---------- MATERIALS PROVIDED ----------
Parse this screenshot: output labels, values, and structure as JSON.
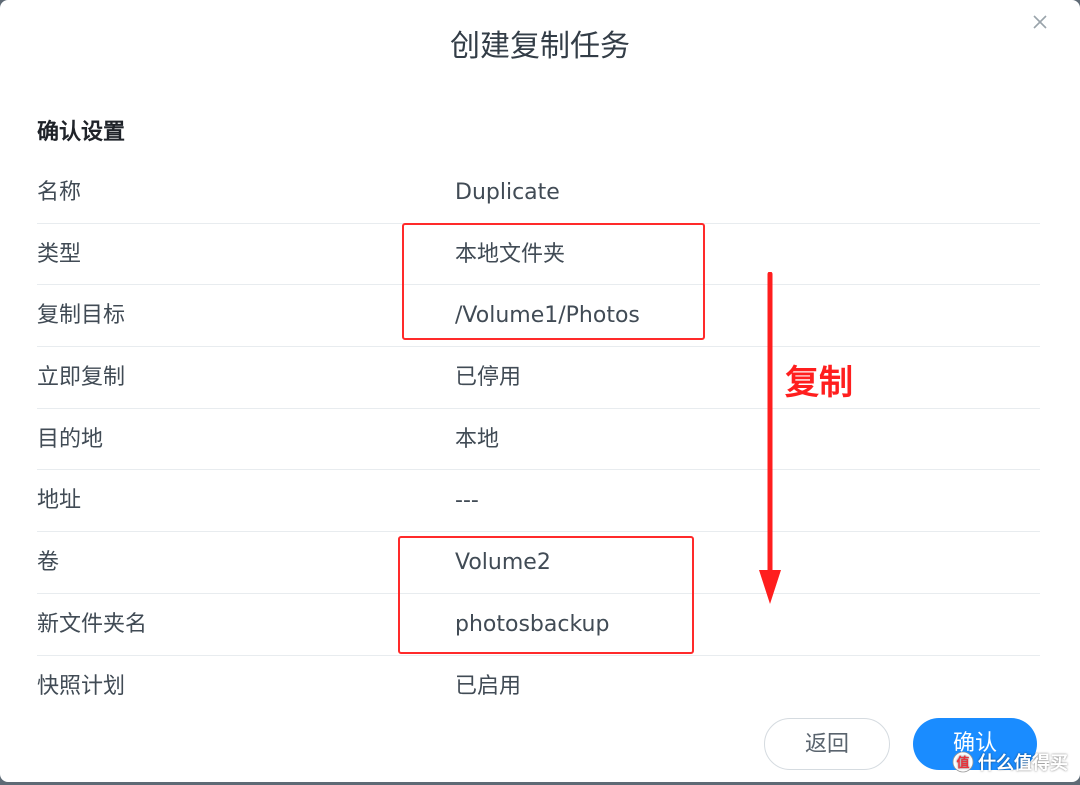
{
  "dialog": {
    "title": "创建复制任务",
    "section_title": "确认设置"
  },
  "settings": [
    {
      "label": "名称",
      "value": "Duplicate"
    },
    {
      "label": "类型",
      "value": "本地文件夹"
    },
    {
      "label": "复制目标",
      "value": "/Volume1/Photos"
    },
    {
      "label": "立即复制",
      "value": "已停用"
    },
    {
      "label": "目的地",
      "value": "本地"
    },
    {
      "label": "地址",
      "value": "---"
    },
    {
      "label": "卷",
      "value": "Volume2"
    },
    {
      "label": "新文件夹名",
      "value": "photosbackup"
    },
    {
      "label": "快照计划",
      "value": "已启用"
    }
  ],
  "annotation": {
    "text": "复制",
    "color": "#ff1e1e"
  },
  "buttons": {
    "back_label": "返回",
    "confirm_label": "确认"
  },
  "watermark": {
    "text": "什么值得买",
    "icon": "smzdm-logo-icon"
  },
  "colors": {
    "primary": "#1a8cff",
    "annotation": "#ff2a2a"
  }
}
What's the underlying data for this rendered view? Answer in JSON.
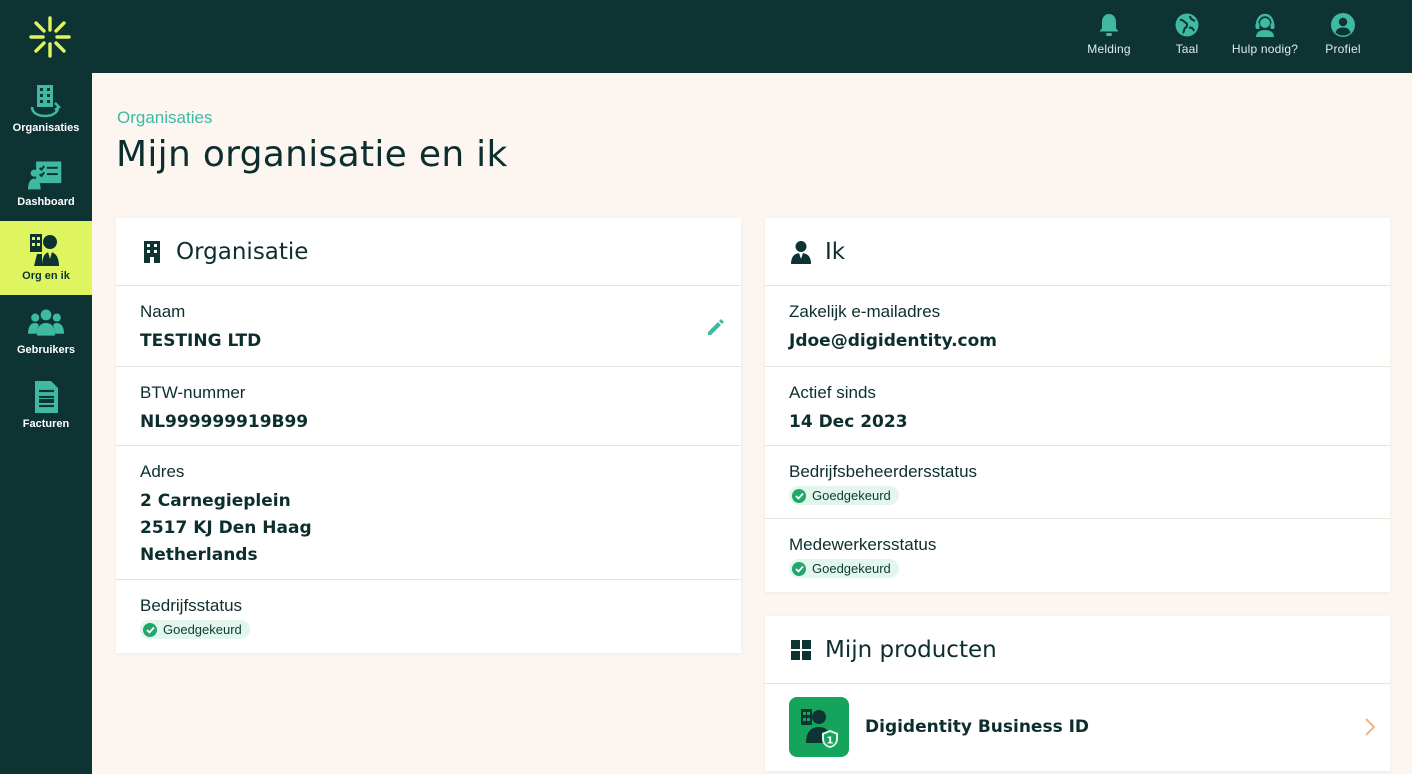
{
  "topbar": {
    "actions": [
      {
        "label": "Melding",
        "icon": "bell-icon"
      },
      {
        "label": "Taal",
        "icon": "globe-icon"
      },
      {
        "label": "Hulp nodig?",
        "icon": "headset-icon"
      },
      {
        "label": "Profiel",
        "icon": "user-circle-icon"
      }
    ]
  },
  "sidebar": {
    "items": [
      {
        "label": "Organisaties",
        "icon": "organisations-icon",
        "active": false
      },
      {
        "label": "Dashboard",
        "icon": "dashboard-icon",
        "active": false
      },
      {
        "label": "Org en ik",
        "icon": "org-and-me-icon",
        "active": true
      },
      {
        "label": "Gebruikers",
        "icon": "users-icon",
        "active": false
      },
      {
        "label": "Facturen",
        "icon": "invoice-icon",
        "active": false
      }
    ]
  },
  "page": {
    "breadcrumb": "Organisaties",
    "title": "Mijn organisatie en ik"
  },
  "organisation": {
    "title": "Organisatie",
    "name_label": "Naam",
    "name_value": "TESTING LTD",
    "vat_label": "BTW-nummer",
    "vat_value": "NL999999919B99",
    "address_label": "Adres",
    "address_lines": [
      "2 Carnegieplein",
      "2517 KJ Den Haag",
      "Netherlands"
    ],
    "status_label": "Bedrijfsstatus",
    "status_value": "Goedgekeurd"
  },
  "me": {
    "title": "Ik",
    "email_label": "Zakelijk e-mailadres",
    "email_value": "Jdoe@digidentity.com",
    "since_label": "Actief sinds",
    "since_value": "14 Dec 2023",
    "admin_status_label": "Bedrijfsbeheerdersstatus",
    "admin_status_value": "Goedgekeurd",
    "employee_status_label": "Medewerkersstatus",
    "employee_status_value": "Goedgekeurd"
  },
  "products": {
    "title": "Mijn producten",
    "items": [
      {
        "name": "Digidentity Business ID",
        "icon": "business-id-icon",
        "badge": "1"
      }
    ]
  },
  "colors": {
    "dark": "#0d3333",
    "accent": "#dff55f",
    "teal": "#3fb9a0",
    "background": "#fdf5ef",
    "success": "#1fa86a",
    "product_green": "#16a45c"
  }
}
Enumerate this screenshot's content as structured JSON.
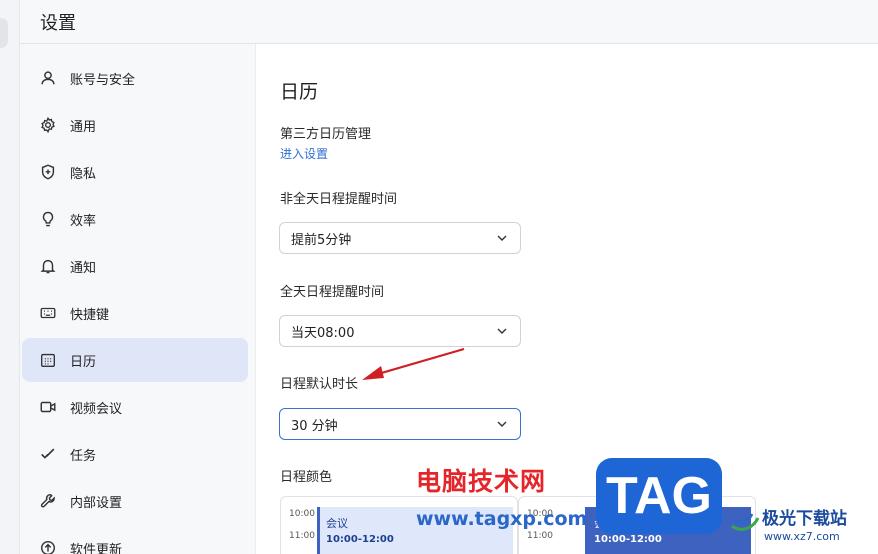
{
  "window": {
    "title": "设置"
  },
  "sidebar": {
    "items": [
      {
        "label": "账号与安全",
        "icon": "user-icon",
        "active": false
      },
      {
        "label": "通用",
        "icon": "gear-icon",
        "active": false
      },
      {
        "label": "隐私",
        "icon": "shield-plus-icon",
        "active": false
      },
      {
        "label": "效率",
        "icon": "lightbulb-icon",
        "active": false
      },
      {
        "label": "通知",
        "icon": "bell-icon",
        "active": false
      },
      {
        "label": "快捷键",
        "icon": "keyboard-icon",
        "active": false
      },
      {
        "label": "日历",
        "icon": "calendar-icon",
        "active": true
      },
      {
        "label": "视频会议",
        "icon": "video-camera-icon",
        "active": false
      },
      {
        "label": "任务",
        "icon": "checkmark-icon",
        "active": false
      },
      {
        "label": "内部设置",
        "icon": "wrench-icon",
        "active": false
      },
      {
        "label": "软件更新",
        "icon": "update-arrow-icon",
        "active": false
      }
    ]
  },
  "main": {
    "title": "日历",
    "third_party": {
      "label": "第三方日历管理",
      "link": "进入设置"
    },
    "non_allday_reminder": {
      "label": "非全天日程提醒时间",
      "value": "提前5分钟"
    },
    "allday_reminder": {
      "label": "全天日程提醒时间",
      "value": "当天08:00"
    },
    "default_duration": {
      "label": "日程默认时长",
      "value": "30 分钟"
    },
    "event_color": {
      "label": "日程颜色",
      "preview_left": {
        "times": [
          "10:00",
          "11:00"
        ],
        "event_title": "会议",
        "event_time": "10:00-12:00"
      },
      "preview_right": {
        "times": [
          "10:00",
          "11:00"
        ],
        "event_title": "会议",
        "event_time": "10:00-12:00"
      }
    }
  },
  "colors": {
    "accent": "#3d62c0",
    "active_nav": "#dfe6f7",
    "link": "#2f6fd6",
    "annotation_arrow": "#d01f24"
  },
  "watermark": {
    "text": "电脑技术网",
    "url": "www.tagxp.com",
    "badge": "TAG",
    "site": "极光下载站",
    "site_url": "www.xz7.com"
  }
}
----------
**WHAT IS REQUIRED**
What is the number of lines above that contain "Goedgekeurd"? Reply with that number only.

**REPLY**
3